It is a reflection of the slow growth of the Indian Internet that the two companies which had listed on Nasdaq nearly 8-9 years ago today trade at very low valuations. Excluding the cash they have on their books, Sify and Rediff are trading at about $50-60 million valuation each. Both companies have a significant customer base (Sify in enterprises, and Rediff on the consumer side), and yet investor are putting a very low value on both of them. Part of the story can be the general market fall, but there has to be more.

I think that both companies have not exploited their early market leadership to create dominant and defensible positions in the Indian market. Sify faces competition in the enterprise market from the telcos (wireline and wireless) who have immense scale of operations. Rediff has not been able to position itself as the gateway to the Indian Internet, and is facing a rapidly growing Google that is capturing ad revenues with its performance-based model.

The Indian Internet story is not over by any means. There are others like Naukri who have now become the domiant players in terms of market cap. Given the market downturn and the cash crunch that companies are likely to face, I think we can expect to see some consolidation in this space so we get larger companies with $100 million in revenue. All the incumbents have plenty of cash to make some bold moves in this sector. And make the right investments in services to make the Internet a utility in our daily lives.


Had published this by mistake before I had finished writing it. Apologies. It is done now.

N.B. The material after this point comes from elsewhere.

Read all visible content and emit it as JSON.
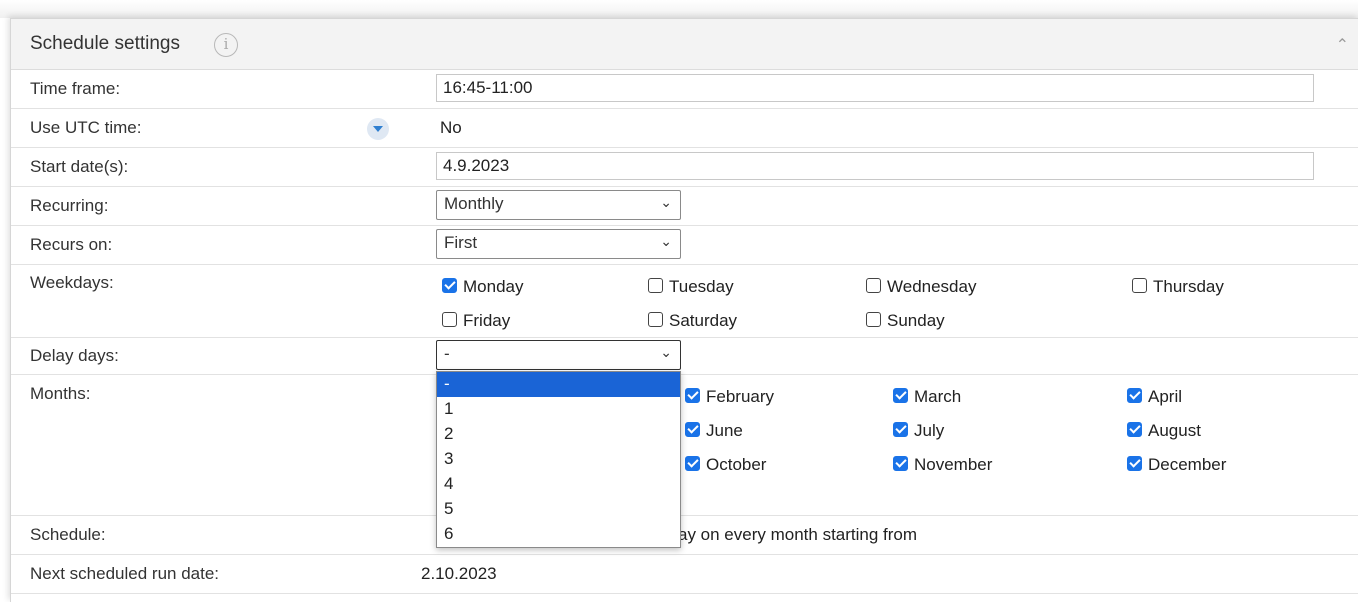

This is a word that has become something I think of every time I take a flight back to Mumbai. Circling over Mumbai for 30-60 minutes has become commonplace thanks to the air traffic congestion — made worse by the crisscrossing runways that were designed, and the inability of the airport managers to add a new runway quickly owing to the land being used by voters. So, it was a pleasant surprise when my 8:30 pm flight from Chennai hovered for only 15 minutes and actually landed on time at 10:15 pm. It must have been a year since I had the pleasure of an on-time arrival in Mumbai. Even the Air France flight from Paris that I had taken a couple weeks ago had to hover for 50 minutes. The longest hovering that I have done over Mumbai was about 80 minutes (from 10:30 pm to 11:50 pm).

I am not sure hovering is the only solution. I can understand there are limitations in the air traffic movements that can be handled. So, why not ask the airlines to take the delay on the ground prior to take-off rather than waste expensive fuel doing it in the air? Of course, the right solution of building additional runways is not something I think we have even begun work on in Mumbai.